Monday, March 28, 2011

Homemade Gnocchi

This one is really from Food Network, but I made it and loved it and its going to be a repeat occasion for sure.  Mario Batali is a star chef for a reason, folks!  Trust me, this is totally worth not buying them at the store--they're lighter and more tender and not so dense and dried out like store bought.  So here we go, I hope you like them as much as we did.


3 lbs potatoes, peeled and quartered
2 c flour
pinch of salt
1 egg
1/2 c vegetable oil
extra flour for kneading
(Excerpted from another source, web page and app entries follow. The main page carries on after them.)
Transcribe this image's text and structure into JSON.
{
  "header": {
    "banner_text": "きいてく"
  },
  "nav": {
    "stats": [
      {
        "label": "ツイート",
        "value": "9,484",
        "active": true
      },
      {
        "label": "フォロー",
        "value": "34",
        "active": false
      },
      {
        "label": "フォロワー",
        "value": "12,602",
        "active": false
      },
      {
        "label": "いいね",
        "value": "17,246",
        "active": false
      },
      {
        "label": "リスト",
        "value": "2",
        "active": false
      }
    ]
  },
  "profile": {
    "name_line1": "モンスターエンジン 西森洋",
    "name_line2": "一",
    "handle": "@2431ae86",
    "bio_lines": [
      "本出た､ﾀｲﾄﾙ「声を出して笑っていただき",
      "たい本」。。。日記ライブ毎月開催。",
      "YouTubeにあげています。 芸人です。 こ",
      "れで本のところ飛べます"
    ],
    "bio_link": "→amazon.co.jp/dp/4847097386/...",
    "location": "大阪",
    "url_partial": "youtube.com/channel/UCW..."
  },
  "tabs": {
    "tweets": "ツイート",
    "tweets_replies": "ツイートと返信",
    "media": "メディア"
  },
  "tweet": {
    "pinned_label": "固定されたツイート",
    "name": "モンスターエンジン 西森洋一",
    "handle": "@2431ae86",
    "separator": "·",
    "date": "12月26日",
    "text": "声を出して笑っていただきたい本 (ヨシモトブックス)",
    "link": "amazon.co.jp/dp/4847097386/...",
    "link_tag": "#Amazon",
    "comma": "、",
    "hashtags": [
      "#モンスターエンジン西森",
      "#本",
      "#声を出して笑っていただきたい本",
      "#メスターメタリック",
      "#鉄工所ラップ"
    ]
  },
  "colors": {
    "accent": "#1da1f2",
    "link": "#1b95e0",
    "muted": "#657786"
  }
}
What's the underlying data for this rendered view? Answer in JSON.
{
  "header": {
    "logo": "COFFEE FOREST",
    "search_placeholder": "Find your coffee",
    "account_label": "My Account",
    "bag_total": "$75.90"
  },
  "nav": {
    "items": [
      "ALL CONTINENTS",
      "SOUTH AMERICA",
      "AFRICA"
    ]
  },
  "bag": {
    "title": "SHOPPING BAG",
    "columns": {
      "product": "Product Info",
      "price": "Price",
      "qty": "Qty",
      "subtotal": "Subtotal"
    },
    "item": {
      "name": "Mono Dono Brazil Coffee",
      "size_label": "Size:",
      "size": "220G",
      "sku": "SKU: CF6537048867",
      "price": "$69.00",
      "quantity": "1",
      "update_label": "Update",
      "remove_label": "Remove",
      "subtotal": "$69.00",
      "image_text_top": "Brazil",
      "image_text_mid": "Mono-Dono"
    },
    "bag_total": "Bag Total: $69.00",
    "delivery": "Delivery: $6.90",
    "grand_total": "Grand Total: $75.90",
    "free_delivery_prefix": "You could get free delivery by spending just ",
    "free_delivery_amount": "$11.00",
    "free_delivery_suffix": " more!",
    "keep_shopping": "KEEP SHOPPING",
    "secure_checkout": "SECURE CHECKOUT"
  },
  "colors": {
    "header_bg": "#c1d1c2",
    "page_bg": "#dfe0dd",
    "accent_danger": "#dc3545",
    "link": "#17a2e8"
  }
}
Boil potatoes in salted water til very soft.  Drain, and then run them through a food mill or potato ricer (prevents lumps and makes them smoother, which means smoother dough) into a large mixing bowl.  Make a well in the potatoes and sprinkle the 2 cups of all purpose flour over the potatoes, and then add the egg and the oil.  Mix with a fork til soft dough forms, and then move to a well floured pastry board to knead.  Gently knead more flour into it til it becomes firm and not sticky, about 4 minutes.  Divide into 8 small balls of dough and then roll each ball of dough into a rope.  Cut the rope into 1 inch pieces and then roll them on the back of a fork to mark them. Place on a baking sheet dusted with flour.  Recipe makes about 3 lbs of gnocchi, or 12 servings.

We cooked a bit of it tonight and froze the rest for later on the cookie sheets.  Once they are frozen solid you can move them from the cookie sheets to separate bags.  You'll want to freeze them on the sheet to keep them from sticking together and forming a large ball of dough instead of lots of little dumplings.

Serving Suggestion:  Bring a pot of water to a boil.  Drop in gnocchi and cook til they float to the top, about 3-4 minutes.  Drain.  Saute some sliced mushrooms in a bit of butter.  Add cooked gnocchi to mushrooms and continue to cook with the mushrooms.  Add some pesto and stir til combined and heated through.  Serve with parmesan cheese on top.  You'll love it!


  1. Ok, I am SO intimidated by homemade gnocchi, but the way you describe it makes it sound easy. Guess I'll be making homemade gnocchi and pesto. I've always wanted to do that too. Except them I'm left with TONS of sauce and no one except me who eats it. Can you freeze pesto? I know it has lots of olive oil and I heard if something has cheese in it (the Parmesan) you shouldn't freeze it. HELP.

  2. Yes, you can freeze pesto. And gnocchi. Just make sure when you freeze the gnocchi you do it on a cookie sheet so they don't stick together. then transfer them to a back once frozen solid. My grandma makes pesto in large quanities usually about once a year and freezes them in half pint quantities, which is enough for one pound of pasta, and then thaws and uses it as needed throughout the year.

  3. sorry I just caught my typo...its supposed to say transfer the gnocchi to a bag, not a anyway, I hope that helps all of you with phobias of freezing things.